“This is key because, truly, there are no accidents,” she said. “All exposures and injuries can be prevented and that’s what we seek to do.”
Fitzpatrick held a similar position at Emory University for six years before coming to Tech in 2014. While there, she received a Master of Public Health in Environmental Health from the university’s Rollins School. Her master’s capstone project on standard operating procedure and risk assessment for a patient isolation unit used to transport highly infectious patients within the Department of Defense to Emory University allowed her to work with Emory’s physicians as they prepared to receive and treat patients with infected with highly infectious diseases, like those infected with Ebola in 2014. Fitzpatrick also trained doctors at Stamps Health Services on Ebola protocols when she came to Tech.
In addition, her master’s work focused on sustainability, which has served as a primer for some of her work at Tech. She is part of a sustainability committee with Facilities Management and chairs a subcommittee on program development. Their current project is a workplace sustainability pilot which was developed in through a partnership with the Office of Campus Sustainability.
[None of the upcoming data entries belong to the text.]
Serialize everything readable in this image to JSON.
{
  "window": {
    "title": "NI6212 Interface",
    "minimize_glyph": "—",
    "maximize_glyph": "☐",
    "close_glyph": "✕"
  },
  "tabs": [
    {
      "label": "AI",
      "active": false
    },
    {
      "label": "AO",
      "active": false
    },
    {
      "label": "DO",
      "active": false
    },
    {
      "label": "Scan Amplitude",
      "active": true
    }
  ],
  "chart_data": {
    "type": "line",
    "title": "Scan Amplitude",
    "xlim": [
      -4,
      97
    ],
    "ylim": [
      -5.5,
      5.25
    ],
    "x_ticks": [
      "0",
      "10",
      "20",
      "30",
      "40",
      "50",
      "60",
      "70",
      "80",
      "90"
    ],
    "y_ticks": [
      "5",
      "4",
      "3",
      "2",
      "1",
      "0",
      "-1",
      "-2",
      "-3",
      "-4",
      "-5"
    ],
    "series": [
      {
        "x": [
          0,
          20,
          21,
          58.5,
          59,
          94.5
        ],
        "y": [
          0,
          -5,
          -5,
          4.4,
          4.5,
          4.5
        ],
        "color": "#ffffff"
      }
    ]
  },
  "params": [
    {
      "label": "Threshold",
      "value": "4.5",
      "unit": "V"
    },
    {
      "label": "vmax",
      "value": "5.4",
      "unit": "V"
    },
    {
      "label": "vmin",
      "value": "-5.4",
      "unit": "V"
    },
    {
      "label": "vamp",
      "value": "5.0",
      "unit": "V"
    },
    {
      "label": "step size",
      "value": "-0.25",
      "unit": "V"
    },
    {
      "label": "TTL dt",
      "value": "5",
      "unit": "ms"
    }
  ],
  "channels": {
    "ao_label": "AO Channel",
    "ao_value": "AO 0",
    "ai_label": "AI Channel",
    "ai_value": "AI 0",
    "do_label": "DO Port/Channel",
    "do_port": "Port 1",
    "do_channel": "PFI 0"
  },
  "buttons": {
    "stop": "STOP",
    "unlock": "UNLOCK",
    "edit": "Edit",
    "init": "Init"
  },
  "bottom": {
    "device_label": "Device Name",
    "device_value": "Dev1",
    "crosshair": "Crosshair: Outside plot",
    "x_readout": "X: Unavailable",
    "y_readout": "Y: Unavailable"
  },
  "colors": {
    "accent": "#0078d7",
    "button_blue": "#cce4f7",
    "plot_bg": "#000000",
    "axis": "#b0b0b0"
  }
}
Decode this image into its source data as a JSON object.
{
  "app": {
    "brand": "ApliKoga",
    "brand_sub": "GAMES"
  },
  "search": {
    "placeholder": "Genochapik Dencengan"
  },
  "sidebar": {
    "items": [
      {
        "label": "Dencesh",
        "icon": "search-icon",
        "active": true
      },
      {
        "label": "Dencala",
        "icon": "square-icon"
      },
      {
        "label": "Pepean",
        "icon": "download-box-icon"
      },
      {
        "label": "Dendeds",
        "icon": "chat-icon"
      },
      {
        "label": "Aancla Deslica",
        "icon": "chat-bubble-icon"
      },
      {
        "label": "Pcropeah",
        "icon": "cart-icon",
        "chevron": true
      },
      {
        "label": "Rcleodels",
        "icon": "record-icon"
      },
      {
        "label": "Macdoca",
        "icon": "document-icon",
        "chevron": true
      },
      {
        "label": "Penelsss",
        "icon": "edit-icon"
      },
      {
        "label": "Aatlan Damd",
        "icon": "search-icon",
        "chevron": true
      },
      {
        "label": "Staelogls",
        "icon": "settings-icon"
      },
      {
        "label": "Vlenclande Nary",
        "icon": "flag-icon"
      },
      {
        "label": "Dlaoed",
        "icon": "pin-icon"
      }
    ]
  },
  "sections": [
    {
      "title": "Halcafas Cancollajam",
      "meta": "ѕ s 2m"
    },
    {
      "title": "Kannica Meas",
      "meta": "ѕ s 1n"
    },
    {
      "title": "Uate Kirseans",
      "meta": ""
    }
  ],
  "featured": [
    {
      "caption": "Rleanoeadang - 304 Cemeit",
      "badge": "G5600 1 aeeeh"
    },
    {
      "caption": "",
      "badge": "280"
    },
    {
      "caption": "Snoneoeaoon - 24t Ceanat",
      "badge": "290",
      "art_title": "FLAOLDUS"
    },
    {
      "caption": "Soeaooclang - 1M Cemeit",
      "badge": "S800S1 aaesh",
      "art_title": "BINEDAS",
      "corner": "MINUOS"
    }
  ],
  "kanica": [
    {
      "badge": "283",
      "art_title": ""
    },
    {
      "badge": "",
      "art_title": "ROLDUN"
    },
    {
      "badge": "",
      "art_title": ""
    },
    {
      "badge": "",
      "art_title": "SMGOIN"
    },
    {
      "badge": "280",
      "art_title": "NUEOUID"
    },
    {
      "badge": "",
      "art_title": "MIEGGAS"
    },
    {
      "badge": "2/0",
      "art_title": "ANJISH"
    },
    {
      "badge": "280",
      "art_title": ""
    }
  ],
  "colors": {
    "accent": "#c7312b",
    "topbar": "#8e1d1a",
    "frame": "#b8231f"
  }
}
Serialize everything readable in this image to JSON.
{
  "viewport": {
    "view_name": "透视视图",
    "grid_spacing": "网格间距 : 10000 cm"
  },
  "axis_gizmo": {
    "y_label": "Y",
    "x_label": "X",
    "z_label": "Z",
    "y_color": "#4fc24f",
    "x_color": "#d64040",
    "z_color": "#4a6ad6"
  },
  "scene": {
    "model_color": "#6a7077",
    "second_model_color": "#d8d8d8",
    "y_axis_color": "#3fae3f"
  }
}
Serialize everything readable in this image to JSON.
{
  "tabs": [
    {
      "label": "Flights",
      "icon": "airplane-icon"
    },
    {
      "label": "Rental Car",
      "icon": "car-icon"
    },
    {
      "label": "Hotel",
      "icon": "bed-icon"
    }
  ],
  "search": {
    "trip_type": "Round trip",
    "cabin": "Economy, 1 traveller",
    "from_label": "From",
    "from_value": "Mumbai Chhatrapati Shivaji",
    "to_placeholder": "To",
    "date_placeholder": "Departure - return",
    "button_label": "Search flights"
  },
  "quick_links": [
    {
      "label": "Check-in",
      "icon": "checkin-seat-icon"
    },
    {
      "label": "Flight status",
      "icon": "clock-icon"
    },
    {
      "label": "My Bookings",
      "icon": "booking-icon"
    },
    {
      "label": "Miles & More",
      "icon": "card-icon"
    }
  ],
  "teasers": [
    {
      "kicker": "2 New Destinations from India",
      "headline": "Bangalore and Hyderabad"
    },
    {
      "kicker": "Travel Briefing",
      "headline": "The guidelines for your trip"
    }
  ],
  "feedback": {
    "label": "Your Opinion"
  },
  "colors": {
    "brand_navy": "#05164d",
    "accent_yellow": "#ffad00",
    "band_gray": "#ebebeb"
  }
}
“We provide a sort of checklist of things for offices to work toward to get certified as
a green office,” she said. The checklist is focused on behavioral changes and includes sections like on waste reduction, energy efficiency, and a safe and healthy office environment. The pilot is currently underway in the Facilities and the Office of Undergraduate Education.
Beyond campus, Fitzpatrick is involved in the larger biosafety community through the Campus Safety Health and Environmental Management Association, as a member of its board of trustees. She’s also a member of the American Biological Safety Association.
“You learn a lot from working on different things and with people you don’t normally interact with,” she said. “Sometimes a new problem can feel like this huge elephant, but there’s probably someone out there who has already dealt with it and can help you work through it.”
Originally from Maryland, Fitzpatrick and her husband have made a home in Atlanta over the past eight years. They’ll soon be growing their family, as their first child is due in September.
“It’s been the two of us for so long, and it’s exciting to add someone new — besides our dog — and for the priority shift that will happen,” she said.
As a varsity swimmer at Loyola for four years, following years of childhood swimming, being active and outdoors has always been part of Fitzpatrick’s life. Family vacations often included outdoor activities, which still play a leading role for her and her husband. They often spend weekends hiking or walking in Atlanta’s parks, and Fitzpatrick is an active yogi. Her preferred practice is power vinyasa, a fast-paced and challenging version of yoga. She’s even combined her indoor and outdoor interests and tried standup paddleboard yoga.
At six months pregnant, though, the power vinyasa is now taking a backseat to prenatal practice.
“It’s definitely a slower pace,” she said. “There’s more lying down.”
Both in work and her hobbies, Fitzpatrick is eager to get involved and take on new challenges. Thankfully, she’s found Tech to be just the right place for that.
“It’s such a warm and welcoming place,” she said. “If you show an interest in trying something or working on something, there are going to be opportunities for you.”